## Raw data
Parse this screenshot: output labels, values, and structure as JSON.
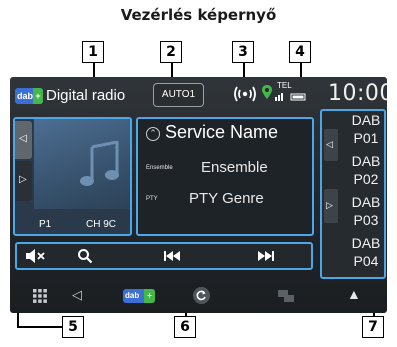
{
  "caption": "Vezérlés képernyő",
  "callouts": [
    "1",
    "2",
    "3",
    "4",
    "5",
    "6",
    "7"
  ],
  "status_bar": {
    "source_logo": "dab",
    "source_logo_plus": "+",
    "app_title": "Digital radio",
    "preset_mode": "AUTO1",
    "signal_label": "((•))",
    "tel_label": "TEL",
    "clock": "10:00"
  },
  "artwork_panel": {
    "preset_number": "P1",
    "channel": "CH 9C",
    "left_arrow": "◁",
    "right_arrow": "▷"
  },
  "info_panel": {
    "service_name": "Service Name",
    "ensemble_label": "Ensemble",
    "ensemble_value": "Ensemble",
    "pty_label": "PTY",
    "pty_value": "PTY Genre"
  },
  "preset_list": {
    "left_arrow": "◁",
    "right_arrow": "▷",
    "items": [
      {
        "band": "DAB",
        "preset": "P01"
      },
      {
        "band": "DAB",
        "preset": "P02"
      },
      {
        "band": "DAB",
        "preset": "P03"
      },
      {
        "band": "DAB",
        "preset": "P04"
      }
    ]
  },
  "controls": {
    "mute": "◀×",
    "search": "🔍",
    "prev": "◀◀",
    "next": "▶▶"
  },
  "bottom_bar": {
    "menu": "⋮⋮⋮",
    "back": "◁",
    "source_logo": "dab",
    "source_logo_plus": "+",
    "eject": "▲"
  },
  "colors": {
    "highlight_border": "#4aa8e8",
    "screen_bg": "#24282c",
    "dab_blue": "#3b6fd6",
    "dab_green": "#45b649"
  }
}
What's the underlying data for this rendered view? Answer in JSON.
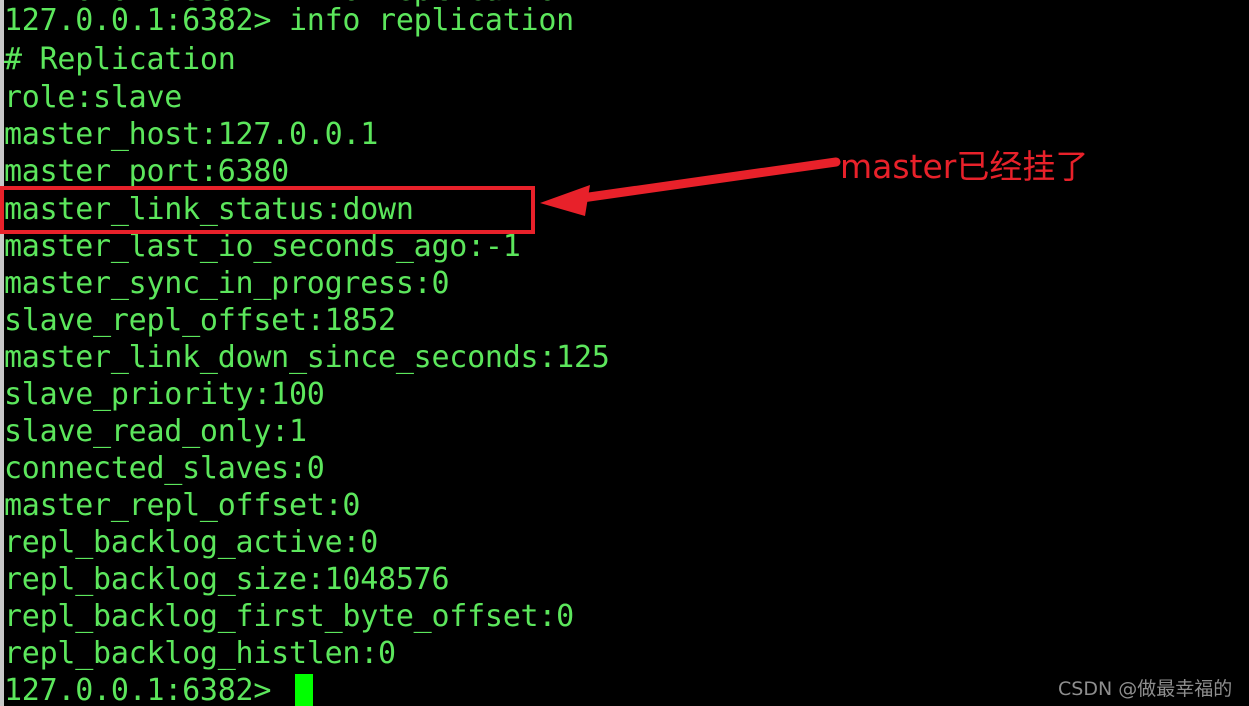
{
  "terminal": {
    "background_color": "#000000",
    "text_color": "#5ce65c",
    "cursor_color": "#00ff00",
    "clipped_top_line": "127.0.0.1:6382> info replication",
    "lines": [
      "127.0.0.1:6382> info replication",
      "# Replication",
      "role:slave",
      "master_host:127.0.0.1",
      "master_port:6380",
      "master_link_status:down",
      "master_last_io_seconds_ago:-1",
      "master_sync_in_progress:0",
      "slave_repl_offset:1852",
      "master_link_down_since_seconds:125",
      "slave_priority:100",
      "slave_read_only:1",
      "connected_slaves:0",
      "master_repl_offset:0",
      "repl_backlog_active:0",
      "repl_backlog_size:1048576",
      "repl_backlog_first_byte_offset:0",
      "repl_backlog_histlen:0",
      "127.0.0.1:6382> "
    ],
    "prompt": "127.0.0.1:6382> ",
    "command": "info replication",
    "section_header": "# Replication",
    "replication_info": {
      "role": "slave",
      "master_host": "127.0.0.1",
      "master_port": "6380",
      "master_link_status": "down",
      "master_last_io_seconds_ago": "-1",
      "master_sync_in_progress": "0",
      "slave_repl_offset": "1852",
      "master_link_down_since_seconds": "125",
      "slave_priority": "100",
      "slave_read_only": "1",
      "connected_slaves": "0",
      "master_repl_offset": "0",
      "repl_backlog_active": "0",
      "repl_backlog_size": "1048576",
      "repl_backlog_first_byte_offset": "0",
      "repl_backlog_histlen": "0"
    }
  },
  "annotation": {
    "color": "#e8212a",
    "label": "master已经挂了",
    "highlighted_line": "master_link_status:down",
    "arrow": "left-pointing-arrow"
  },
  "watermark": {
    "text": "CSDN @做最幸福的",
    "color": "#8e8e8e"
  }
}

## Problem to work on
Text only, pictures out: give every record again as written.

## Solution to the exercise
Parse this screenshot: output labels, values, and structure as JSON.
{
  "caption": "Vezérlés képernyő",
  "callouts": [
    "1",
    "2",
    "3",
    "4",
    "5",
    "6",
    "7"
  ],
  "status_bar": {
    "source_logo": "dab",
    "source_logo_plus": "+",
    "app_title": "Digital radio",
    "preset_mode": "AUTO1",
    "signal_label": "((•))",
    "tel_label": "TEL",
    "clock": "10:00"
  },
  "artwork_panel": {
    "preset_number": "P1",
    "channel": "CH 9C",
    "left_arrow": "◁",
    "right_arrow": "▷"
  },
  "info_panel": {
    "service_name": "Service Name",
    "ensemble_label": "Ensemble",
    "ensemble_value": "Ensemble",
    "pty_label": "PTY",
    "pty_value": "PTY Genre"
  },
  "preset_list": {
    "left_arrow": "◁",
    "right_arrow": "▷",
    "items": [
      {
        "band": "DAB",
        "preset": "P01"
      },
      {
        "band": "DAB",
        "preset": "P02"
      },
      {
        "band": "DAB",
        "preset": "P03"
      },
      {
        "band": "DAB",
        "preset": "P04"
      }
    ]
  },
  "controls": {
    "mute": "◀×",
    "search": "🔍",
    "prev": "◀◀",
    "next": "▶▶"
  },
  "bottom_bar": {
    "menu": "⋮⋮⋮",
    "back": "◁",
    "source_logo": "dab",
    "source_logo_plus": "+",
    "eject": "▲"
  },
  "colors": {
    "highlight_border": "#4aa8e8",
    "screen_bg": "#24282c",
    "dab_blue": "#3b6fd6",
    "dab_green": "#45b649"
  }
}
What's the underlying data for this rendered view? Answer in JSON.
{
  "terminal": {
    "background_color": "#000000",
    "text_color": "#5ce65c",
    "cursor_color": "#00ff00",
    "clipped_top_line": "127.0.0.1:6382> info replication",
    "lines": [
      "127.0.0.1:6382> info replication",
      "# Replication",
      "role:slave",
      "master_host:127.0.0.1",
      "master_port:6380",
      "master_link_status:down",
      "master_last_io_seconds_ago:-1",
      "master_sync_in_progress:0",
      "slave_repl_offset:1852",
      "master_link_down_since_seconds:125",
      "slave_priority:100",
      "slave_read_only:1",
      "connected_slaves:0",
      "master_repl_offset:0",
      "repl_backlog_active:0",
      "repl_backlog_size:1048576",
      "repl_backlog_first_byte_offset:0",
      "repl_backlog_histlen:0",
      "127.0.0.1:6382> "
    ],
    "prompt": "127.0.0.1:6382> ",
    "command": "info replication",
    "section_header": "# Replication",
    "replication_info": {
      "role": "slave",
      "master_host": "127.0.0.1",
      "master_port": "6380",
      "master_link_status": "down",
      "master_last_io_seconds_ago": "-1",
      "master_sync_in_progress": "0",
      "slave_repl_offset": "1852",
      "master_link_down_since_seconds": "125",
      "slave_priority": "100",
      "slave_read_only": "1",
      "connected_slaves": "0",
      "master_repl_offset": "0",
      "repl_backlog_active": "0",
      "repl_backlog_size": "1048576",
      "repl_backlog_first_byte_offset": "0",
      "repl_backlog_histlen": "0"
    }
  },
  "annotation": {
    "color": "#e8212a",
    "label": "master已经挂了",
    "highlighted_line": "master_link_status:down",
    "arrow": "left-pointing-arrow"
  },
  "watermark": {
    "text": "CSDN @做最幸福的",
    "color": "#8e8e8e"
  }
}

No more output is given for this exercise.